» What to produce
Every line of the data must appear again in the answer, exactly as written.

**** Records for processing ****

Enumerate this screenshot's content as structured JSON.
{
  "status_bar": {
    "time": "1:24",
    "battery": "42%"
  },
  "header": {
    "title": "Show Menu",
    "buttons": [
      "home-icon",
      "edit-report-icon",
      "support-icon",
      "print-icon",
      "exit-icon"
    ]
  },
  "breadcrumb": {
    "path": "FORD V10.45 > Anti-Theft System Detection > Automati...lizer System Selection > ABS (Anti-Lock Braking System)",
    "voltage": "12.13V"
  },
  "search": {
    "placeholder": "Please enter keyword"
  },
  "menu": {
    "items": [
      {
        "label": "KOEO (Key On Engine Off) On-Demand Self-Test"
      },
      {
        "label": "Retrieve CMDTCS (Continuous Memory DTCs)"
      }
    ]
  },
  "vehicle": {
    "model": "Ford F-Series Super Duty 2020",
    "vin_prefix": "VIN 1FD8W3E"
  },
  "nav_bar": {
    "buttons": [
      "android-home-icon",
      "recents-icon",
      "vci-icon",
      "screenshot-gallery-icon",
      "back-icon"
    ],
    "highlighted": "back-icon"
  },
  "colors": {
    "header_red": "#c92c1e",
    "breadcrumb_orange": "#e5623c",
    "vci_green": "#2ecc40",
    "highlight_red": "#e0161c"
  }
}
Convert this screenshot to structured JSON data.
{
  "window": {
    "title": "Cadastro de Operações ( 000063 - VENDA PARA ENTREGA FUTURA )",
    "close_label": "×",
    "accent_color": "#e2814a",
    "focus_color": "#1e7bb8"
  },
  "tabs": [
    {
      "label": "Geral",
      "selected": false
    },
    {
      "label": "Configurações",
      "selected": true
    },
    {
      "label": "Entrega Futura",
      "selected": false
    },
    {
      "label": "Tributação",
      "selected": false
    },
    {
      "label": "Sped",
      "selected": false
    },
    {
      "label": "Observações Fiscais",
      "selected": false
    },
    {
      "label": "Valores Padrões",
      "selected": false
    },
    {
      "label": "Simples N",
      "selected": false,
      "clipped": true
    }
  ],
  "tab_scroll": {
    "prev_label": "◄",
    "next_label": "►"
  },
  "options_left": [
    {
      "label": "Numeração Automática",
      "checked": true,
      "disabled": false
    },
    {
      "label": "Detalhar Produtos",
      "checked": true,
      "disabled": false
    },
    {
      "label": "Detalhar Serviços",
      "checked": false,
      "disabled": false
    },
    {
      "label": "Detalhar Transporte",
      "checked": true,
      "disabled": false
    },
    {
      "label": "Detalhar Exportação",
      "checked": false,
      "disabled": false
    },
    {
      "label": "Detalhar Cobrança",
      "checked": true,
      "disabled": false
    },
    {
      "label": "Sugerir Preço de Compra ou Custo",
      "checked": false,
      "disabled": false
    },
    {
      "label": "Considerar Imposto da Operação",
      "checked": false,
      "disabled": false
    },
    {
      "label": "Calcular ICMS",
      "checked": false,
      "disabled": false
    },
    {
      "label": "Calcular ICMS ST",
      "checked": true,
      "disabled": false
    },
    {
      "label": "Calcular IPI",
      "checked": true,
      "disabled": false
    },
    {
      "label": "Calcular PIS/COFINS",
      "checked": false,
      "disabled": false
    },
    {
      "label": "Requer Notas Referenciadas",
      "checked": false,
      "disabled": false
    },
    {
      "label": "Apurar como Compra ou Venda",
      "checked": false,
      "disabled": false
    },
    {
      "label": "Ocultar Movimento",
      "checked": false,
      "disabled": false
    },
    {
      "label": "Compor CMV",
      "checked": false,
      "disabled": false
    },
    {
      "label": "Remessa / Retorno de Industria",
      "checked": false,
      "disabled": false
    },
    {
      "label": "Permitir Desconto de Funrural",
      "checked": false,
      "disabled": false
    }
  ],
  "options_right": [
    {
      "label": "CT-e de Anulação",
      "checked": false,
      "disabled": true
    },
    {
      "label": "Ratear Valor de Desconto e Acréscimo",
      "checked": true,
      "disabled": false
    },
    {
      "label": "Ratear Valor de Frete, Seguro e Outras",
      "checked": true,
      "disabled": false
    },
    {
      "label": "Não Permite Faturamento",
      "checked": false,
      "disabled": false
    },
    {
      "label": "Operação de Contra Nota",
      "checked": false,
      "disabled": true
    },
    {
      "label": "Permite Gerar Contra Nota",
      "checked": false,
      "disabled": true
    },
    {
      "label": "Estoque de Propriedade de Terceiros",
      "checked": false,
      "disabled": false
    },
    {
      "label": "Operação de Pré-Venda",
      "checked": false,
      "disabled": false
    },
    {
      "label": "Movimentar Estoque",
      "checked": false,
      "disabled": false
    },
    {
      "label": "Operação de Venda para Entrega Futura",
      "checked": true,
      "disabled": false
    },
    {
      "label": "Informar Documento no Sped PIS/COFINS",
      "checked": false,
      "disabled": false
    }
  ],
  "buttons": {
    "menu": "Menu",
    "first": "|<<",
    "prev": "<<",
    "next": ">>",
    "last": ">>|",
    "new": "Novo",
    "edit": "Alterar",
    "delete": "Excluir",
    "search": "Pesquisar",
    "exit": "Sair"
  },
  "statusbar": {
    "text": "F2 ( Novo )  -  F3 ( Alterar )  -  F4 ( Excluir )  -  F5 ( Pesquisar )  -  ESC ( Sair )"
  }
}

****

» Exercise result
Enumerate this screenshot's content as structured JSON.
{
  "status_bar": {
    "time": "1:24",
    "battery": "42%"
  },
  "header": {
    "title": "Show Menu",
    "buttons": [
      "home-icon",
      "edit-report-icon",
      "support-icon",
      "print-icon",
      "exit-icon"
    ]
  },
  "breadcrumb": {
    "path": "FORD V10.45 > Anti-Theft System Detection > Automati...lizer System Selection > ABS (Anti-Lock Braking System)",
    "voltage": "12.13V"
  },
  "search": {
    "placeholder": "Please enter keyword"
  },
  "menu": {
    "items": [
      {
        "label": "KOEO (Key On Engine Off) On-Demand Self-Test"
      },
      {
        "label": "Retrieve CMDTCS (Continuous Memory DTCs)"
      }
    ]
  },
  "vehicle": {
    "model": "Ford F-Series Super Duty 2020",
    "vin_prefix": "VIN 1FD8W3E"
  },
  "nav_bar": {
    "buttons": [
      "android-home-icon",
      "recents-icon",
      "vci-icon",
      "screenshot-gallery-icon",
      "back-icon"
    ],
    "highlighted": "back-icon"
  },
  "colors": {
    "header_red": "#c92c1e",
    "breadcrumb_orange": "#e5623c",
    "vci_green": "#2ecc40",
    "highlight_red": "#e0161c"
  }
}
Convert this screenshot to structured JSON data.
{
  "window": {
    "title": "Cadastro de Operações ( 000063 - VENDA PARA ENTREGA FUTURA )",
    "close_label": "×",
    "accent_color": "#e2814a",
    "focus_color": "#1e7bb8"
  },
  "tabs": [
    {
      "label": "Geral",
      "selected": false
    },
    {
      "label": "Configurações",
      "selected": true
    },
    {
      "label": "Entrega Futura",
      "selected": false
    },
    {
      "label": "Tributação",
      "selected": false
    },
    {
      "label": "Sped",
      "selected": false
    },
    {
      "label": "Observações Fiscais",
      "selected": false
    },
    {
      "label": "Valores Padrões",
      "selected": false
    },
    {
      "label": "Simples N",
      "selected": false,
      "clipped": true
    }
  ],
  "tab_scroll": {
    "prev_label": "◄",
    "next_label": "►"
  },
  "options_left": [
    {
      "label": "Numeração Automática",
      "checked": true,
      "disabled": false
    },
    {
      "label": "Detalhar Produtos",
      "checked": true,
      "disabled": false
    },
    {
      "label": "Detalhar Serviços",
      "checked": false,
      "disabled": false
    },
    {
      "label": "Detalhar Transporte",
      "checked": true,
      "disabled": false
    },
    {
      "label": "Detalhar Exportação",
      "checked": false,
      "disabled": false
    },
    {
      "label": "Detalhar Cobrança",
      "checked": true,
      "disabled": false
    },
    {
      "label": "Sugerir Preço de Compra ou Custo",
      "checked": false,
      "disabled": false
    },
    {
      "label": "Considerar Imposto da Operação",
      "checked": false,
      "disabled": false
    },
    {
      "label": "Calcular ICMS",
      "checked": false,
      "disabled": false
    },
    {
      "label": "Calcular ICMS ST",
      "checked": true,
      "disabled": false
    },
    {
      "label": "Calcular IPI",
      "checked": true,
      "disabled": false
    },
    {
      "label": "Calcular PIS/COFINS",
      "checked": false,
      "disabled": false
    },
    {
      "label": "Requer Notas Referenciadas",
      "checked": false,
      "disabled": false
    },
    {
      "label": "Apurar como Compra ou Venda",
      "checked": false,
      "disabled": false
    },
    {
      "label": "Ocultar Movimento",
      "checked": false,
      "disabled": false
    },
    {
      "label": "Compor CMV",
      "checked": false,
      "disabled": false
    },
    {
      "label": "Remessa / Retorno de Industria",
      "checked": false,
      "disabled": false
    },
    {
      "label": "Permitir Desconto de Funrural",
      "checked": false,
      "disabled": false
    }
  ],
  "options_right": [
    {
      "label": "CT-e de Anulação",
      "checked": false,
      "disabled": true
    },
    {
      "label": "Ratear Valor de Desconto e Acréscimo",
      "checked": true,
      "disabled": false
    },
    {
      "label": "Ratear Valor de Frete, Seguro e Outras",
      "checked": true,
      "disabled": false
    },
    {
      "label": "Não Permite Faturamento",
      "checked": false,
      "disabled": false
    },
    {
      "label": "Operação de Contra Nota",
      "checked": false,
      "disabled": true
    },
    {
      "label": "Permite Gerar Contra Nota",
      "checked": false,
      "disabled": true
    },
    {
      "label": "Estoque de Propriedade de Terceiros",
      "checked": false,
      "disabled": false
    },
    {
      "label": "Operação de Pré-Venda",
      "checked": false,
      "disabled": false
    },
    {
      "label": "Movimentar Estoque",
      "checked": false,
      "disabled": false
    },
    {
      "label": "Operação de Venda para Entrega Futura",
      "checked": true,
      "disabled": false
    },
    {
      "label": "Informar Documento no Sped PIS/COFINS",
      "checked": false,
      "disabled": false
    }
  ],
  "buttons": {
    "menu": "Menu",
    "first": "|<<",
    "prev": "<<",
    "next": ">>",
    "last": ">>|",
    "new": "Novo",
    "edit": "Alterar",
    "delete": "Excluir",
    "search": "Pesquisar",
    "exit": "Sair"
  },
  "statusbar": {
    "text": "F2 ( Novo )  -  F3 ( Alterar )  -  F4 ( Excluir )  -  F5 ( Pesquisar )  -  ESC ( Sair )"
  }
}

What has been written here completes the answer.